    we use spring batch as the core of our batch processing module, so i tried to use spring batch with large xml files (> 5M)
    but it crashes with OutofMemory exception, so i would like to know the limit of files size that spring batch can handle and how to handle xml files that are bigger than 10 mega bytes.

    thank you.

  • #2
    There shouldn't be any limit on the file size imposed by Spring Batch itself - can you provide more details about the problem?


    • #3
      I have personally worked with clients with much larger than 5 mb files, and I know we performance tested the xml reader a couple of months ago with 100+ mb files with no OutOfMemory issues. Is there any other logic within the job? I'm also curious what your commit interval is and if you are using any skip or retry logic. Also, what version of the framework are you using?


      • #4
        here are the details;

        - I used the StaxEventItemReader with UnmarshallingEventReaderDeserializer and XStreamMarshaller as illustrated in stax sample.
        - I made an event to read the xml fragments using this item reader.
        - The declared fragment holds 3 string nodes which mapped to a domain class with 3 string fields.
        - Spring batch crashes after consuming about 4 MB of data from a 10 MB file size.

        here are the code of the step execution method

        ((ItemStream)itemReader).open(stepExecution.getExe cutionContext());

        Object emp =;
        int i = 0;
        while(emp != null){
        emp = null;
        emp =;
        }catch(Exception e){
        throw new RuntimeException(e);
        }finally{ ((ItemStream)itemReader).close(stepExecution.getEx ecutionContext());



        • #5
          I'm extremely curious about this while loop, why not just return the emp from the reader?
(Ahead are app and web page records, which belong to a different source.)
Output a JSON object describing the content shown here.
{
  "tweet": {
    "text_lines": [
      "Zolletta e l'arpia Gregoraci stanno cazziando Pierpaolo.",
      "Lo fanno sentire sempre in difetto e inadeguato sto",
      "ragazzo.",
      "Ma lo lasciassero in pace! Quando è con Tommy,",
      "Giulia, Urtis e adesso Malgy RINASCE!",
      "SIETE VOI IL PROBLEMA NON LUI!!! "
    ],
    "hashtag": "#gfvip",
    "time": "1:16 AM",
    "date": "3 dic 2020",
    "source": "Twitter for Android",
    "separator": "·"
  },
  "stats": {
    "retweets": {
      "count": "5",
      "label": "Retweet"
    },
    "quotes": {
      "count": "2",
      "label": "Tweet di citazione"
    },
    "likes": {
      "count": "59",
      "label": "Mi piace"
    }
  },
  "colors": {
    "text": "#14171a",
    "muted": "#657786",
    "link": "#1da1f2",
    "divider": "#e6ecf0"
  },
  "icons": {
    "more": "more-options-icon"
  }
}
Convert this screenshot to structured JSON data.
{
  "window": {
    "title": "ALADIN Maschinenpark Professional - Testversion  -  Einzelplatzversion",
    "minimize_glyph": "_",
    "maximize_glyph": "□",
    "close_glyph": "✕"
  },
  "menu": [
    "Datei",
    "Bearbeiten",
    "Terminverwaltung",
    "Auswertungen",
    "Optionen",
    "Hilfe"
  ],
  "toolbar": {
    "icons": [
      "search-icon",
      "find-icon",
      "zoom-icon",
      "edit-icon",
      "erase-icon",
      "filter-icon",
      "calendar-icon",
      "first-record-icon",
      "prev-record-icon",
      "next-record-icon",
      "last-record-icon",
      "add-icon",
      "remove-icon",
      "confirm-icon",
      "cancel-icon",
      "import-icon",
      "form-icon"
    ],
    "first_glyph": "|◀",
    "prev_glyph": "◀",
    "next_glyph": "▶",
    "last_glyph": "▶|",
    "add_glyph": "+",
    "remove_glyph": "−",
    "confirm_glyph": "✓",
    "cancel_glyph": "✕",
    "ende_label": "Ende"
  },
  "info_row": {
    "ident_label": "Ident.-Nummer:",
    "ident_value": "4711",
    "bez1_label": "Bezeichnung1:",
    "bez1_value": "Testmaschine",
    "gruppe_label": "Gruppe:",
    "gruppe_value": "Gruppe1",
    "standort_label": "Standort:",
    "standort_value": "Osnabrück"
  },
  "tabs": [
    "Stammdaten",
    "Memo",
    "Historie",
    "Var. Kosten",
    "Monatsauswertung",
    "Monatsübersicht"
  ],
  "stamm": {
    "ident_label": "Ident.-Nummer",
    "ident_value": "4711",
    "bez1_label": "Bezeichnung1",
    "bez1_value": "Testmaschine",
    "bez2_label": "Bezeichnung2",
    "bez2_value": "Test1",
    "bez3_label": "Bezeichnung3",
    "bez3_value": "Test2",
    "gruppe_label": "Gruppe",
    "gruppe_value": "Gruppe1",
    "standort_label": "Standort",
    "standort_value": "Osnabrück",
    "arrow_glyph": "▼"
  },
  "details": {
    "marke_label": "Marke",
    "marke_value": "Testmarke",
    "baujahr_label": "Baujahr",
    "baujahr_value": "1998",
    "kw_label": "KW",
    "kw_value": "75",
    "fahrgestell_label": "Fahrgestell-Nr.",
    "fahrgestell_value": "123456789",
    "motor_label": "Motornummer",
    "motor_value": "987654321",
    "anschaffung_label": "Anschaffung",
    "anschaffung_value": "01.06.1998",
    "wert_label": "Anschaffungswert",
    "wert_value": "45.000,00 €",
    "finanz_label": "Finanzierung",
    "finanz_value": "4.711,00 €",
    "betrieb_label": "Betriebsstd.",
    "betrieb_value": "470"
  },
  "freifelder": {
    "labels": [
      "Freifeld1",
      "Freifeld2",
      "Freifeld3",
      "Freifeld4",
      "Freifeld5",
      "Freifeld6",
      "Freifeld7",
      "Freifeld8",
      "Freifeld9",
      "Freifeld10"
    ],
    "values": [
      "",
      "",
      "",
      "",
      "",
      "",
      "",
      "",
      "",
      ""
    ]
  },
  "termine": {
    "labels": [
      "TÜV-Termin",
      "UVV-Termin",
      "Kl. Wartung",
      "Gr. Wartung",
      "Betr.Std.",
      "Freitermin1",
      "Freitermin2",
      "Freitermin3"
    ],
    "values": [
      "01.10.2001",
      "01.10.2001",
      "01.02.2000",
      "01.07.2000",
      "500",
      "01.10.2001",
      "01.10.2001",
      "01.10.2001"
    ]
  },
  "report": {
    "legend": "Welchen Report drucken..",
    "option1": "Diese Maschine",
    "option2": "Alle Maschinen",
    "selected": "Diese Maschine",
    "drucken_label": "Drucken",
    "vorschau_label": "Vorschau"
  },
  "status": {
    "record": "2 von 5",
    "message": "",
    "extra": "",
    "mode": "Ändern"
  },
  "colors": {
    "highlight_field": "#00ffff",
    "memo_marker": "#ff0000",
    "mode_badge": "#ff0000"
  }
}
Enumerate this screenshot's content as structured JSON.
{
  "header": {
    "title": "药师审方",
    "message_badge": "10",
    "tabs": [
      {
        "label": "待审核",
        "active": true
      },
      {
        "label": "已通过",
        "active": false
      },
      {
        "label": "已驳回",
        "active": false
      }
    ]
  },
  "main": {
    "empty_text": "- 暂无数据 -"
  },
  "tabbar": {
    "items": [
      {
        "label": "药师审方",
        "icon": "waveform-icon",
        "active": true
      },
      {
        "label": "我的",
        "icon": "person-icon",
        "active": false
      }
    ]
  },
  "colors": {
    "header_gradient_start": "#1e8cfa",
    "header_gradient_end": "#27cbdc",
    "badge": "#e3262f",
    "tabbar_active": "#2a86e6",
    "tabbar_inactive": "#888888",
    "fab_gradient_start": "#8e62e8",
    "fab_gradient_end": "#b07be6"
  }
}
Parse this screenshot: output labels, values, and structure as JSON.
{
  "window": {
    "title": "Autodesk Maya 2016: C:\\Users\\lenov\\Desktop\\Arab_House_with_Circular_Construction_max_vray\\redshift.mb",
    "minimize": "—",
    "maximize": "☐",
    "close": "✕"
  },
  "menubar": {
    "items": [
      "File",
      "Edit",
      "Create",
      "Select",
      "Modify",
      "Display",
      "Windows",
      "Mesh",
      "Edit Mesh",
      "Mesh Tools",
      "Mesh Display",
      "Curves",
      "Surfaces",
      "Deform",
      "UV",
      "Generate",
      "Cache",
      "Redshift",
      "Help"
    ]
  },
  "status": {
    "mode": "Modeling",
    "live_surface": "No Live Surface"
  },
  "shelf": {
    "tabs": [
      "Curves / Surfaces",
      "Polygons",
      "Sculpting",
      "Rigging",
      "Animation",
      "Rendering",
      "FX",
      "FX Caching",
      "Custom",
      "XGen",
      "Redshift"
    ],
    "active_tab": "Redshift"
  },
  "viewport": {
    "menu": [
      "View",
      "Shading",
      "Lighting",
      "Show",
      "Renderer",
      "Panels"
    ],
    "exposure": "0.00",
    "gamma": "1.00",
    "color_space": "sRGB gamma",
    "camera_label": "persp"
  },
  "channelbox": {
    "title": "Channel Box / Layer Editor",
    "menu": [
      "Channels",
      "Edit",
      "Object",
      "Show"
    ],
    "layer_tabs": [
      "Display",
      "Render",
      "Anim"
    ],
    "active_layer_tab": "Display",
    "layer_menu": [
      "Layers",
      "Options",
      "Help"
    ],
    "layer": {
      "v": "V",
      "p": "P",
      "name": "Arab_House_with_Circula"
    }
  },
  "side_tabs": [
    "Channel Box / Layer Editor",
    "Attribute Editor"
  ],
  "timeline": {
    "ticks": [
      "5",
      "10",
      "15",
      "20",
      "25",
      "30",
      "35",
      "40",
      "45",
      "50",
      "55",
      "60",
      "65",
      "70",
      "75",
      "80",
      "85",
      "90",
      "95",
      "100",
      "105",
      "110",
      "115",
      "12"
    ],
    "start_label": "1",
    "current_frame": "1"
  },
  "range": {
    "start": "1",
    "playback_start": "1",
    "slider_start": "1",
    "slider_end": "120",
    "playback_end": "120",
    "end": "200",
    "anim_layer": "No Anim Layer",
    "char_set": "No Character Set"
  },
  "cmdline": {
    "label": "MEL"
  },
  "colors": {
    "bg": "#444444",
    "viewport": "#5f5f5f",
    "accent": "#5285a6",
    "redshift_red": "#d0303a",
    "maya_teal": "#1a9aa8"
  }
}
Was it some kind of performance test? Did you run this stand-alone or as part of a step?


          • #6
            -We need to read the xml file and store all data in the database so we will have a step to perform this task, reads the xml file using the xml item reader then writes these data to the database using hibernate cursor item writer.

            -The while loop to read all xml fragments.

            -I didn't understand the meaning of (why not just return the emp from the reader? )


            • #7
              You shouldn't be trying to read in the entire file at once, attempting to do so is what is causing your error. Instead, read one 'item' (i.e. an emp) from the file, then write it to the database (by simply returning from the reader), then read the next one, and write it, and so on. This is the essence of batch processing. Even if you used StAX directly with an xml binding framework (i.e. without our reader), you would likely get the same error. This is because the parser will create a lot of objects (one for each event) as will the binding framework, and since you're spinning through the whole file, the GC can't catch up. Furthermore, using the read one-write one approach allows you to take advantage of advanced framework features. For example, you can use the framework to configure how many items will be processed per chunk. This means, how many items you will read and write in each transaction (LuW). You can also use restart. Before commit an transaction, the framework will store the current state of your reader, so that in the case of a failure, it can start processing again from where it left off. If you read in the whole dataset at once, there's no way to accomplish this.


              • #8
                Thank you very much.
                I will try this approach and i will be back.


                • #9
                  I was just reminded of another reason that your while loop is causing an issue. In order to support rollback we buffer the events. So, when you call Mark() (which happens by default on the first read even if you don't call it) we buffer all of the events that happen until the next mark, so that when you call reset, we can regenerate the items. There is some talk about potentially buffering the items themselves, but either way the framework has to hold on to some items in memory until the next call to mark.